A Server Side Request Forgery (SSRF) attack gives an attacker the ability to use your web application to send requests to other applications running on the same machine, or to other servers which can be on the same or on a remote network. Since the requests are being piggybacked via your server, the target might let its guard down, allowing requests which would otherwise not be possible from an untrusted source.

In this article, we take a deep look at two types of SSRF – Trusted SSRF and the Remote SSRF as discussed by Alexander Polyakov, and Dmitry Chastuhin at Blackhat Security (PDF).

Trusted Server Side Request Forgery

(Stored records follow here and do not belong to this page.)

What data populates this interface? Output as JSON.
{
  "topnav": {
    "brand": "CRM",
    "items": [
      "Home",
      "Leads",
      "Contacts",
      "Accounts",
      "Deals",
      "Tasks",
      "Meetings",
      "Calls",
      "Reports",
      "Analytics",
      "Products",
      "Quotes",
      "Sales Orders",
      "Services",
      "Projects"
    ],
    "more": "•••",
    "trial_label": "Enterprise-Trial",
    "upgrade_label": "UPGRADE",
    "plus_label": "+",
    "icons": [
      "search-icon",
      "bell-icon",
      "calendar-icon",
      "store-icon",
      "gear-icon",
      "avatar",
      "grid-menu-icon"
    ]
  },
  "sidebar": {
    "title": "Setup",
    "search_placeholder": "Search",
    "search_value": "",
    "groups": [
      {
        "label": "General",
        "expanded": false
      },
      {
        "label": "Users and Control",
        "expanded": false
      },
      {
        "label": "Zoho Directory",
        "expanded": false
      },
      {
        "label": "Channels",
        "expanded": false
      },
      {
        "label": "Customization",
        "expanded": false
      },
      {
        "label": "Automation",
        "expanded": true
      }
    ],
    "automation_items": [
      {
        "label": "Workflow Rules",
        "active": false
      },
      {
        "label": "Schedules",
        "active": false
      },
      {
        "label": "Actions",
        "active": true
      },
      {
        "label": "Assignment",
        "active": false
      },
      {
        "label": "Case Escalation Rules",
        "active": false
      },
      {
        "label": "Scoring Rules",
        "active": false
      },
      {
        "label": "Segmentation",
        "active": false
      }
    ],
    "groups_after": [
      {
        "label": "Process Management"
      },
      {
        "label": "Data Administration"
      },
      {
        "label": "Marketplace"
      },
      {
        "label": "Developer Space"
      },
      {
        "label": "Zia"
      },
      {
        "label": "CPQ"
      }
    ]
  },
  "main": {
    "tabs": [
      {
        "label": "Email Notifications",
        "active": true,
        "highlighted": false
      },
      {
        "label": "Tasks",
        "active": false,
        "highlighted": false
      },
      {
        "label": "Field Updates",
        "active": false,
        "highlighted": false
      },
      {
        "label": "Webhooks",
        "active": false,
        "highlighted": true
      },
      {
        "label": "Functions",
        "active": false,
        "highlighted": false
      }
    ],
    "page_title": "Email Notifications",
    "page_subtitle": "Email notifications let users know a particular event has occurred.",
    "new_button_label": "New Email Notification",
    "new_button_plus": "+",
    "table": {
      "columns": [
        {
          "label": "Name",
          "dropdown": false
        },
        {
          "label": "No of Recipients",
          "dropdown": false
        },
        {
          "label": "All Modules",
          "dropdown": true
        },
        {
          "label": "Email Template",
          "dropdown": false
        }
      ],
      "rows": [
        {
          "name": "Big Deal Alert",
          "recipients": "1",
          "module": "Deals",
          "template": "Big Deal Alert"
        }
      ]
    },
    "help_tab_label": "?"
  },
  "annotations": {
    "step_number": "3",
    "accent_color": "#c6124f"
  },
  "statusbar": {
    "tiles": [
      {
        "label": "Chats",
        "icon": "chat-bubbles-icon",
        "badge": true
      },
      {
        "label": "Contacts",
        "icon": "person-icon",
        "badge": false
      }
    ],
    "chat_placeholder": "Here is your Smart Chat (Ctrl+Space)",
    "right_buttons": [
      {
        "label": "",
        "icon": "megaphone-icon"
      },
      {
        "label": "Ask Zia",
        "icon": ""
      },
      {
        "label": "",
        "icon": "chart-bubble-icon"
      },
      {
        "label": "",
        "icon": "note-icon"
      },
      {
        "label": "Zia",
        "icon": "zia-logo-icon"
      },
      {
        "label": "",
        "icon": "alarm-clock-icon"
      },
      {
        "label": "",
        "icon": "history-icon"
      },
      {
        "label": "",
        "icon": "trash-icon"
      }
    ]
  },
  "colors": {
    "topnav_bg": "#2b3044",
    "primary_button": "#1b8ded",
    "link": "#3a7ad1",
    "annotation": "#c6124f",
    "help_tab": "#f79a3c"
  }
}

Trusted Server Side Request Forgery forges requests to predefined trusted connections through trusted links which the attacker uses to send requests from. In order to perform such an attack the attacker must either have access to the application or else to a vulnerability that can be used to perform the attack.

An example of a Trusted SSRF attack using an Oracle Database with public rights can be seen below:

SELECT * FROM myTable@HostX
EXECUTE Schema.Package.Procedure('Parameter')@HostX

The use of an Oracle trusted link enables the attacker to send requests to and receive responses from ‘Host X’. This type of SSRF attack would not raise any alerts since HostX is configured to trust connections from the Oracle database.

There are some stumbling blocks for the attack to be successful. The attacker would need to make use of reconnaissance techniques to identify the existence of Host X. The attacker would also require a trusted connection to the database, which can be achieved by exploiting other vulnerabilities such as SQL injection, and incorrectly configured access control for the database user used by the web application.

Remote Server Side Request Forgery

Remote Server Side Request Forgery allows an attacker to initiate connections and make requests to any remote server, directly from the vulnerable web application or web service. The attacker can thus use the vulnerable server to perform port scans, initiate attacks to other hosts, and perform any other type of malicious activity on other servers using the vulnerable server.

From the attacker’s point of view, this presents various advantages. These include the ability to better conceal malicious actions, the ability to use the processing power of the vulnerable server to initiate other attacks, and the possibility of using a farm of servers, which might be running the same vulnerable software, as a launch pad of a distributed attack.

SSRF attacks can be initiated through various vulnerabilities. These vulnerabilities can be classified in different groups such as the processing of an XML file format through XML External Entities (XXE). SSRF attacks can also be initiated by direct sockets access through CRLF injection, by processing URLs of a net library such as cURL or the ASP.NET URI, and by making use of links to external data in databases such as PostgreSQL.


In this article, we have seen how Server Side Request Forgery (SSRF) vulnerabilities may be used as a gateway through your firewall into your internal network or to launch attacks against third-party systems.

Acunetix Web Vulnerability Scanner can detect SSRF vulnerabilities through its AcuMonitor service. When a scan is performed on a website, Acunetix WVS will inject various payloads instructing a vulnerable server to make HTTP requests to the AcuMonitor server. Acunetix WVS will then verify if the server has indeed performed the requests as instructed. Acunetix WVS will then provide information about the HTTP request that was performed such as the IP address of the server that made the request and the page where the payload was injected.


Acunetix developers and tech agents regularly contribute to the blog. All the Acunetix developers come with years of experience in the web security sphere.